The prosecution of a prominent Vietnamese blogger and lawyer is the “latest incident in a years-long campaign of political intimidation, harassment, and detention,” says the head of a leading democracy assistance group.
The December 27 arrest of blogger and lawyer Le Quoc Quan (second from right) on charges of tax evasion has raised “very serious concerns” in the US government, Congress, and the non-governmental sector, wrote Carl Gershman, the president of the National Endowment for Democracy, in a letter to Vietnam’s Prime Minister Nguyen Tan Dung.
“In the absence of a prompt and fair trial on this charge, it will be hard to avoid the conclusion that this is just the latest incident in a years-long campaign of political intimidation, harassment, and detention imposed upon Quan and his family,” wrote NED President Carl Gershman in the letter sent Jan. 4, 2013, to Prime Minister Nguyen Tan Dung.
“The facts speak for themselves: two months ago Quan’s brother, Le Dinh Quan, was arrested for tax evasion; his cousin, Nguyen Than Oanh, was arrested just last month. In March 2007, Quan himself was held for nearly four months, and he was detained again in April 2011.”
Expressing concern about Quan’s detention and the authorities’ harassment of his family, Gershman questioned the integrity of Vietnam’s judicial process.
“We are concerned about the security and whether the trial is fair or not. The crime attributed to him appears to be the way of conviction when the Vietnamese authorities want to send someone to jail; we have not seen any guilty actions of Quan,” he told the RFA Vietnamese Service.
Quan’s detention is “just the latest in a rash of dissident arrests,” writes Joel Brinkley, a Stanford University professor of journalism, and Pulitzer Prize-winning former foreign correspondent for the New York Times:
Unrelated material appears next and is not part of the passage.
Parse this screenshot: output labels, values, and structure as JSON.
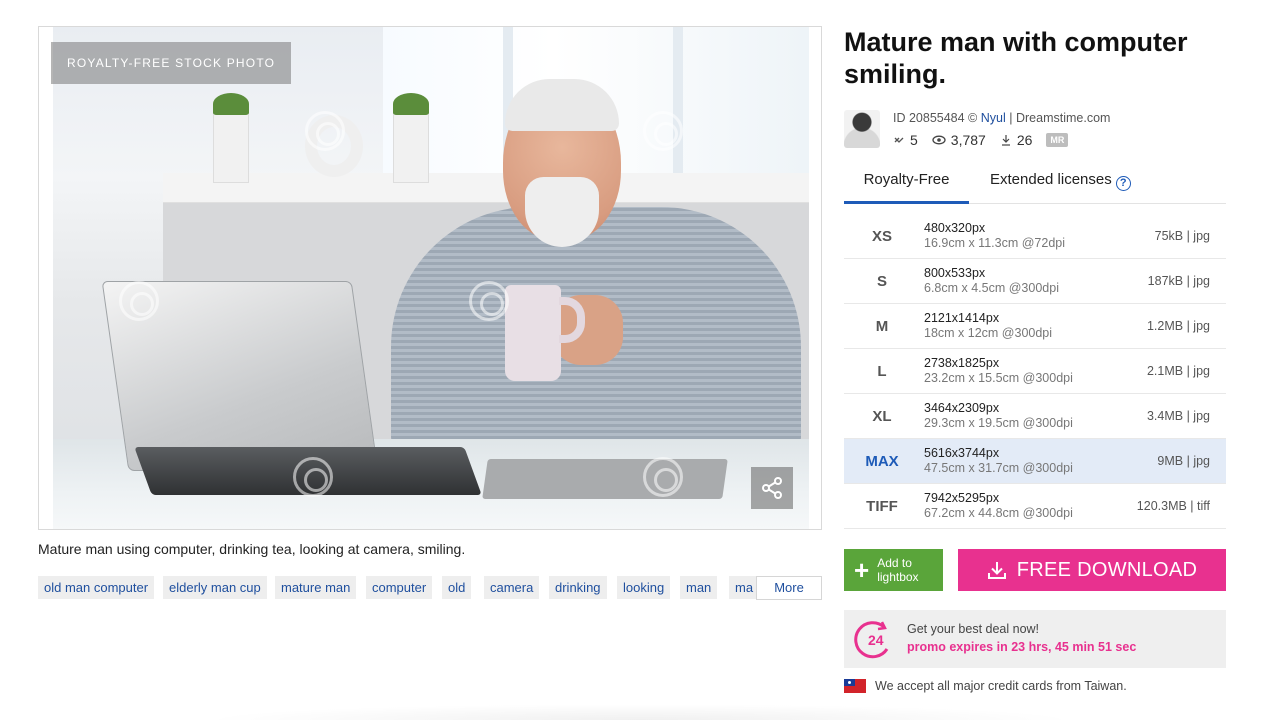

“Last fall the government sentenced three bloggers to between four and 12 years in prison for spreading what prosecutors called ‘anti-government propaganda,’” he notes. “That’s a relatively new phenomenon here.”
While South-East Asia has largely escaped the pro-democracy ferment that has emerged in the Arab world, Vietnam “may be setting a path for other Asian states,” Brinkley suggests:
In China, Cambodia and several other regional states, people stand up and stage loud, angry protests about land seizures, local-government corruption, illegal logging, pollution and other abuses that directly affect their lives. But nowhere in Asia recently have we seen large protests challenging the governments’ legitimacy……Regional experts offer a broad range of explanations for this anomaly — cultural, religious, economic … there doesn’t seem to be a single, consensus view.
The Obama administration was and would remain invested in the case, Gershman suggested.
“I know that the U.S. Embassy in Hanoi has expressed his deep concern with the Vietnamese government and has called on the diplomatic missions of other countries to voice their concern,” he said, expressing the belief that Sen. John Kerry, widely expected to be appointed U.S. Secretary of State, will monitor the case.
“The Secretary is always concerned about Vietnam and would like to have good relations with Vietnam, as we often desire.,” Gershman told RFA. “However, this case will certainly cause a lot of difficulties.”
“During his fellowship at NED in 2006, Quân pursued independent research on civil society,” Gershman wrote to Vietnam’s Premier He impressed all who met him with his integrity, passion for assisting the poor, and commitment to assisting Vietnam’s growth and development. Throughout his fellowship, Quân was an outstanding representative of Vietnam and its people, winning many friends and bringing great credit to his country.”
The US is now “one of Vietnam’s new best friends — mostly as a counterweight to its historical and current-day enemy, China,” notes Brinkley.
Rights activists will hope and expect that means Washington can more effectively prevail upon Hanoi to stop the persecution of pro-democracy advocates and other dissenting voices.